_Exercise requirements:_
Below are records; copy every line among them that contains the word "Терсак".

_Provided records:_

[Start of section]

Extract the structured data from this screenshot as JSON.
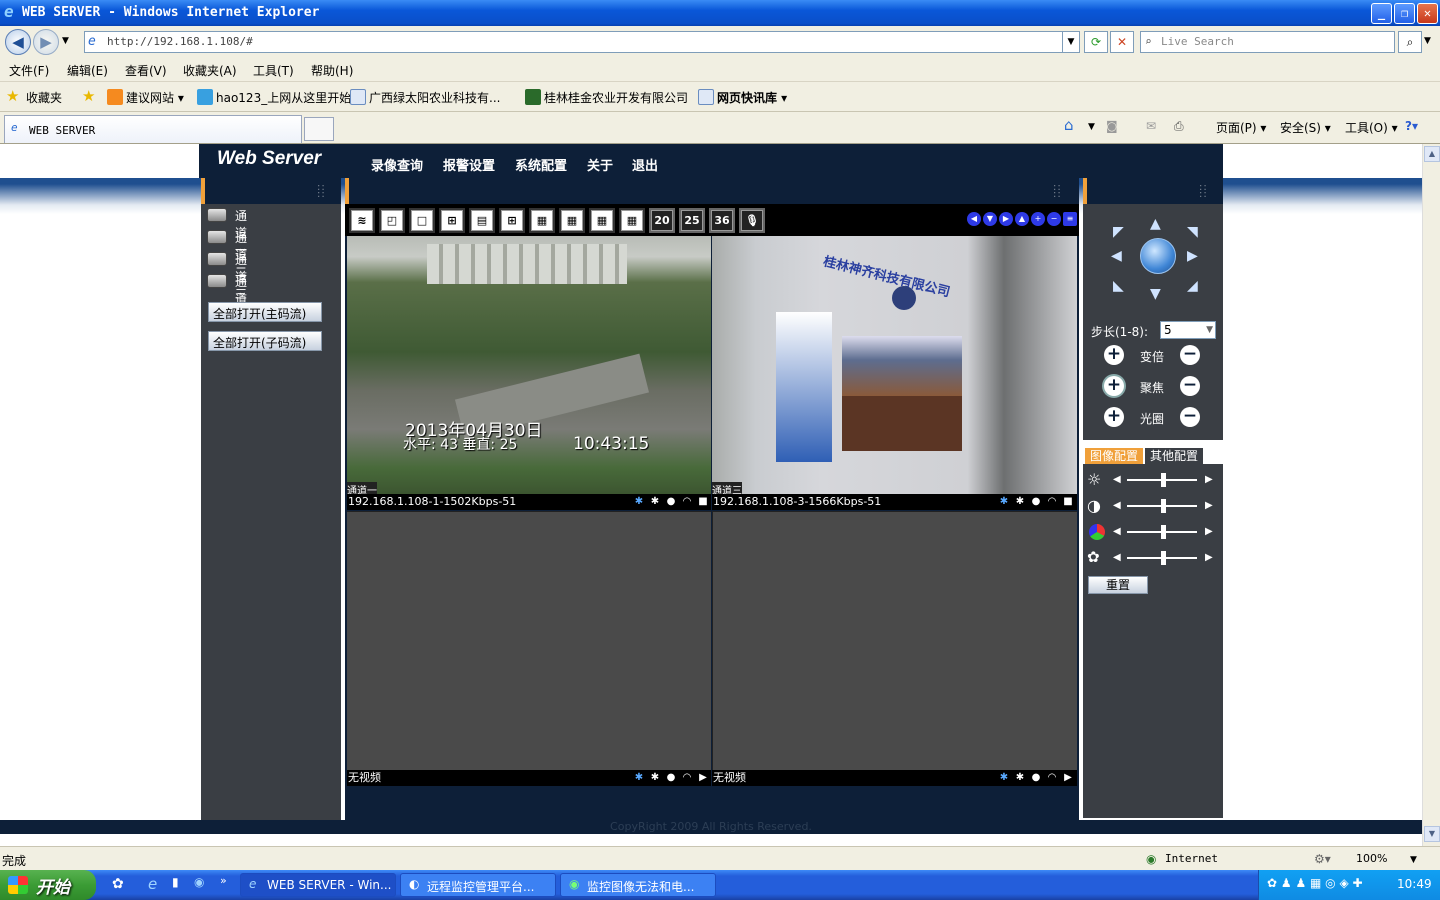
{
  "window": {
    "title": "WEB SERVER - Windows Internet Explorer"
  },
  "address": {
    "url": "http://192.168.1.108/#",
    "search_placeholder": "Live Search"
  },
  "menu": [
    "文件(F)",
    "编辑(E)",
    "查看(V)",
    "收藏夹(A)",
    "工具(T)",
    "帮助(H)"
  ],
  "favorites": {
    "label": "收藏夹",
    "items": [
      "建议网站 ▾",
      "hao123_上网从这里开始",
      "广西绿太阳农业科技有...",
      "桂林桂金农业开发有限公司",
      "网页快讯库 ▾"
    ]
  },
  "tab": {
    "title": "WEB SERVER"
  },
  "cmdbar": {
    "page": "页面(P) ▾",
    "safety": "安全(S) ▾",
    "tools": "工具(O) ▾"
  },
  "app": {
    "logo": "Web Server",
    "nav": [
      "录像查询",
      "报警设置",
      "系统配置",
      "关于",
      "退出"
    ],
    "channels": [
      "通道一",
      "通道二",
      "通道三",
      "通道四"
    ],
    "open_main": "全部打开(主码流)",
    "open_sub": "全部打开(子码流)",
    "toolbar_numbers": [
      "20",
      "25",
      "36"
    ],
    "videos": [
      {
        "label": "192.168.1.108-1-1502Kbps-51",
        "tag": "通道一",
        "date": "2013年04月30日",
        "pos": "水平: 43 垂直: 25",
        "time": "10:43:15"
      },
      {
        "label": "192.168.1.108-3-1566Kbps-51",
        "tag": "通道三",
        "sign": "桂林神齐科技有限公司"
      },
      {
        "label": "无视频"
      },
      {
        "label": "无视频"
      }
    ],
    "ptz": {
      "step_label": "步长(1-8):",
      "step_value": "5",
      "zoom": "变倍",
      "focus": "聚焦",
      "iris": "光圈"
    },
    "tabs": [
      "图像配置",
      "其他配置"
    ],
    "reset": "重置",
    "copyright": "CopyRight 2009 All Rights Reserved."
  },
  "status": {
    "left": "完成",
    "zone": "Internet",
    "zoom": "100%"
  },
  "taskbar": {
    "start": "开始",
    "items": [
      "WEB SERVER - Win...",
      "远程监控管理平台...",
      "监控图像无法和电..."
    ],
    "clock": "10:49"
  }
}
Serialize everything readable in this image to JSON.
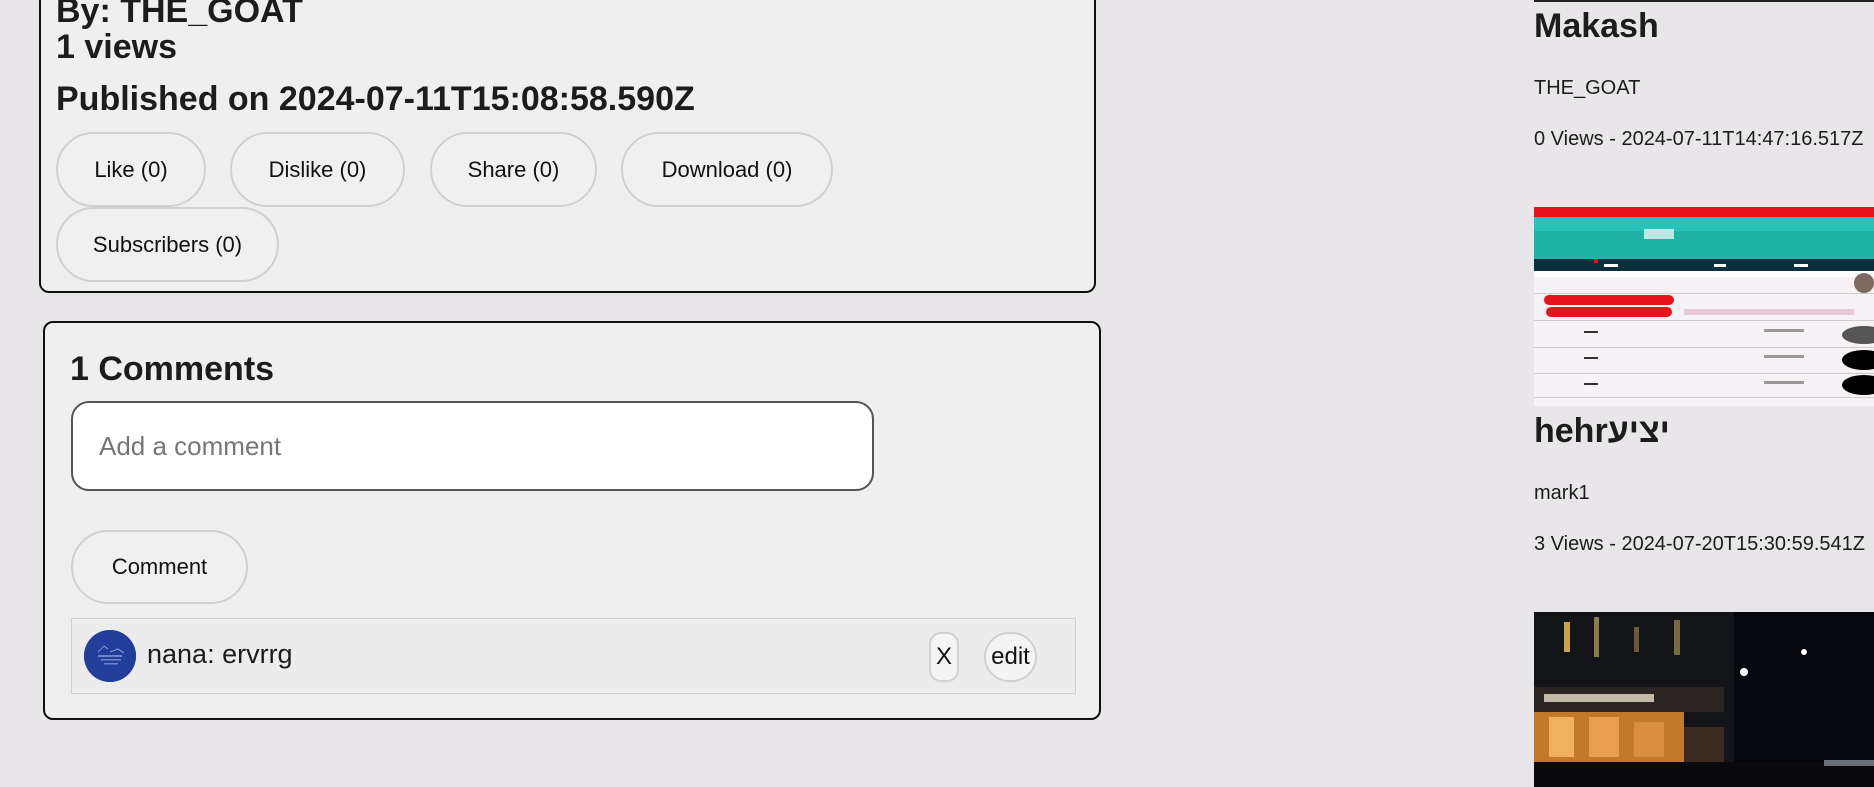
{
  "video": {
    "author_line": "By: THE_GOAT",
    "views_line": "1 views",
    "published_line": "Published on 2024-07-11T15:08:58.590Z",
    "buttons": {
      "like": "Like (0)",
      "dislike": "Dislike (0)",
      "share": "Share (0)",
      "download": "Download (0)",
      "subscribers": "Subscribers (0)"
    }
  },
  "comments": {
    "title": "1 Comments",
    "input_placeholder": "Add a comment",
    "submit_label": "Comment",
    "items": [
      {
        "text": "nana: ervrrg",
        "delete_label": "X",
        "edit_label": "edit"
      }
    ]
  },
  "sidebar": {
    "videos": [
      {
        "title": "Makash",
        "author": "THE_GOAT",
        "meta": "0 Views - 2024-07-11T14:47:16.517Z"
      },
      {
        "title": "hehrיציע",
        "author": "mark1",
        "meta": "3 Views - 2024-07-20T15:30:59.541Z"
      },
      {
        "title": "",
        "author": "",
        "meta": ""
      }
    ]
  },
  "colors": {
    "page_background": "#e8e6e8",
    "panel_background": "#efefef",
    "avatar_blue": "#213e9b",
    "thumbnail_red": "#e8141c"
  },
  "icons": {
    "avatar": "user-avatar-logo"
  }
}
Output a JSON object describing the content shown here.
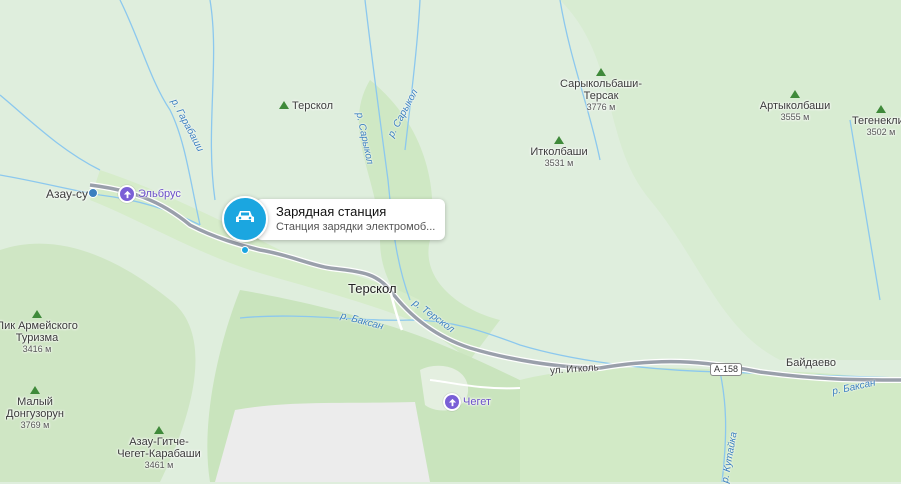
{
  "map": {
    "colors": {
      "land": "#dfeedd",
      "forest": "#c6e2b9",
      "valley": "#d4ebc9",
      "rock": "#ececec",
      "river": "#8cc8ee",
      "road": "#9aa0ab",
      "accent": "#1ba6e0"
    }
  },
  "card": {
    "title": "Зарядная станция",
    "subtitle": "Станция зарядки электромоб...",
    "icon": "car-icon"
  },
  "places": {
    "terskol_top": "Терскол",
    "terskol_town": "Терскол",
    "azau": "Азау-су",
    "elbrus": "Эльбрус",
    "cheget": "Чегет",
    "baydaevo": "Байдаево"
  },
  "peaks": [
    {
      "name": "Сарыкольбаши-Терсак",
      "line1": "Сарыкольбаши-",
      "line2": "Терсак",
      "elev": "3776 м"
    },
    {
      "name": "Артыколбаши",
      "line1": "Артыколбаши",
      "line2": "",
      "elev": "3555 м"
    },
    {
      "name": "Тегенеклиб",
      "line1": "Тегенеклиб",
      "line2": "",
      "elev": "3502 м"
    },
    {
      "name": "Итколбаши",
      "line1": "Итколбаши",
      "line2": "",
      "elev": "3531 м"
    },
    {
      "name": "Пик Армейского Туризма",
      "line1": "Пик Армейского",
      "line2": "Туризма",
      "elev": "3416 м"
    },
    {
      "name": "Малый Донгузорун",
      "line1": "Малый",
      "line2": "Донгузорун",
      "elev": "3769 м"
    },
    {
      "name": "Азау-Гитче-Чегет-Карабаши",
      "line1": "Азау-Гитче-",
      "line2": "Чегет-Карабаши",
      "elev": "3461 м"
    }
  ],
  "rivers": {
    "garabashi": "р. Гарабаши",
    "sarykol": "р. Сарыкол",
    "terskol": "р. Терскол",
    "baksan_w": "р. Баксан",
    "baksan_e": "р. Баксан",
    "kutayka": "р. Кутайка"
  },
  "roads": {
    "street": "ул. Итколь",
    "shield": "А-158"
  }
}
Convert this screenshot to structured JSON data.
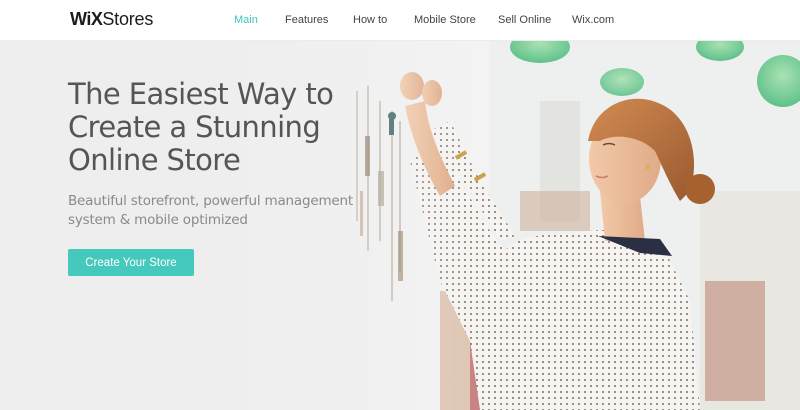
{
  "header": {
    "logo": {
      "wix": "WiX",
      "stores": "Stores"
    },
    "nav": [
      {
        "label": "Main",
        "active": true
      },
      {
        "label": "Features",
        "active": false
      },
      {
        "label": "How to",
        "active": false
      },
      {
        "label": "Mobile Store",
        "active": false
      },
      {
        "label": "Sell Online",
        "active": false
      },
      {
        "label": "Wix.com",
        "active": false
      }
    ]
  },
  "hero": {
    "headline": [
      "The Easiest Way to",
      "Create a Stunning",
      "Online Store"
    ],
    "subheadline": [
      "Beautiful storefront, powerful management",
      "system & mobile optimized"
    ],
    "cta_label": "Create Your Store",
    "image_description": "woman-hanging-jewelry-photo"
  },
  "colors": {
    "accent": "#46c9bd",
    "nav_active": "#3bc4b8",
    "headline": "#555555",
    "subheadline": "#8a8a8a"
  }
}
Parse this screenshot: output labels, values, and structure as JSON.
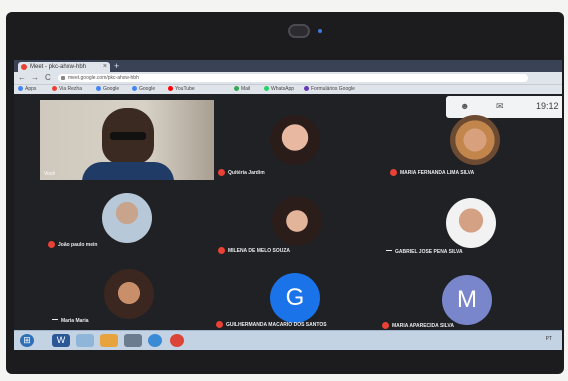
{
  "browser": {
    "tab_title": "Meet - pkc-ahxw-hbh",
    "tab_close": "×",
    "new_tab": "+",
    "nav": {
      "back": "←",
      "forward": "→",
      "reload": "C"
    },
    "url": "meet.google.com/pkc-ahxw-hbh",
    "bookmarks": [
      {
        "label": "Apps",
        "color": "#4285f4"
      },
      {
        "label": "Via Rezha",
        "color": "#e94235"
      },
      {
        "label": "Google",
        "color": "#4285f4"
      },
      {
        "label": "Google",
        "color": "#4285f4"
      },
      {
        "label": "YouTube",
        "color": "#ff0000"
      },
      {
        "label": "Mail",
        "color": "#34a853"
      },
      {
        "label": "WhatsApp",
        "color": "#25d366"
      },
      {
        "label": "Formulários Google",
        "color": "#673ab7"
      }
    ]
  },
  "meet": {
    "clock": "19:12",
    "self_view": {
      "name": "Você"
    },
    "participants": [
      {
        "name": "Quitéria Jardim",
        "type": "photo",
        "mic": "muted"
      },
      {
        "name": "MARIA FERNANDA LIMA SILVA",
        "type": "photo",
        "mic": "muted"
      },
      {
        "name": "João paulo mein",
        "type": "photo",
        "mic": "muted"
      },
      {
        "name": "MILENA DE MELO SOUZA",
        "type": "photo",
        "mic": "muted"
      },
      {
        "name": "GABRIEL JOSE PENA SILVA",
        "type": "photo",
        "mic": "active"
      },
      {
        "name": "Maria Maria",
        "type": "photo",
        "mic": "active"
      },
      {
        "name": "GUILHERMANDA MACARIO DOS SANTOS",
        "type": "letter",
        "letter": "G",
        "color": "#1a73e8",
        "mic": "muted"
      },
      {
        "name": "MARIA APARECIDA SILVA",
        "type": "letter",
        "letter": "M",
        "color": "#7986cb",
        "mic": "muted"
      }
    ]
  },
  "taskbar": {
    "start_label": "⊞",
    "tray_text": "PT"
  },
  "colors": {
    "meet_bg": "#202124",
    "mic_muted": "#e94235"
  }
}
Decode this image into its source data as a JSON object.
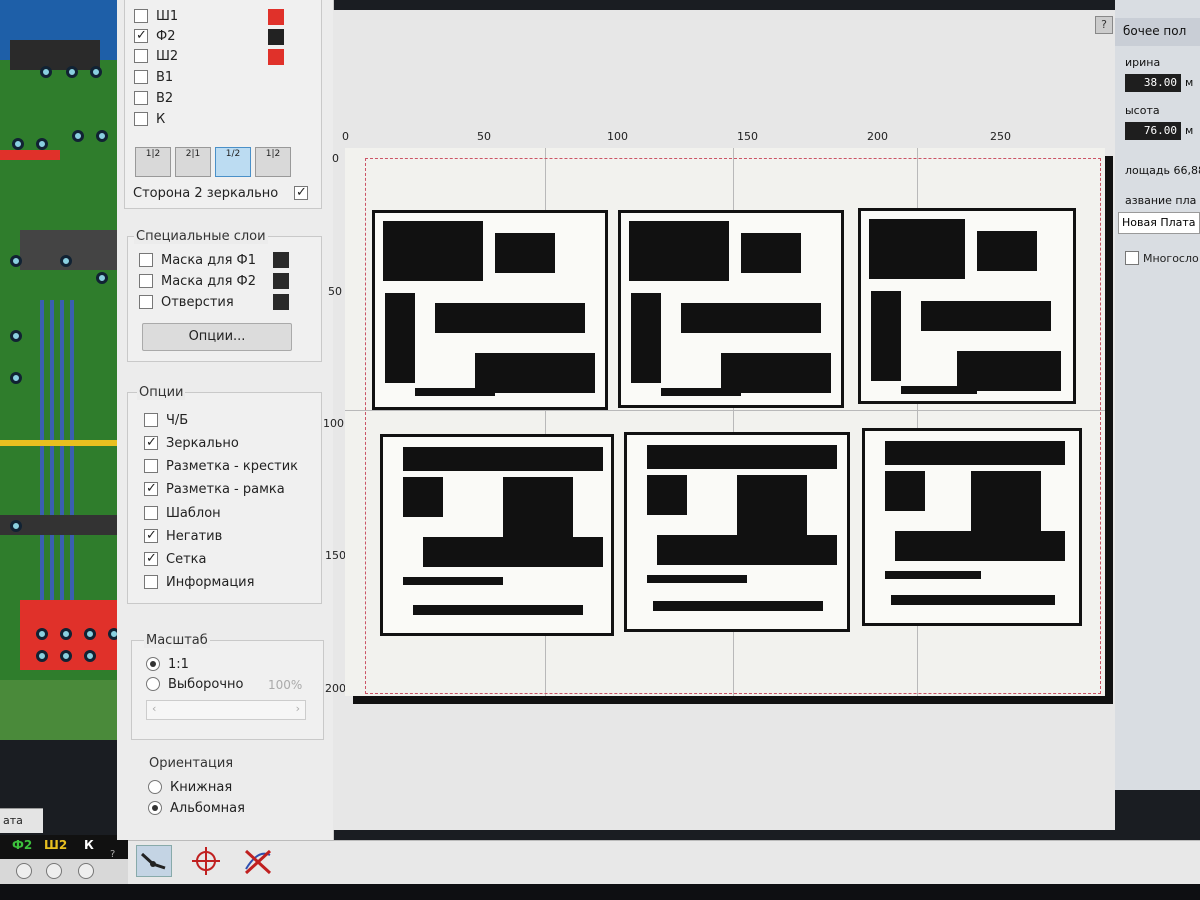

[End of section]

_Your solution:_
      "name": "Сарыкольбаши-Терсак",
      "line2": "Терсак",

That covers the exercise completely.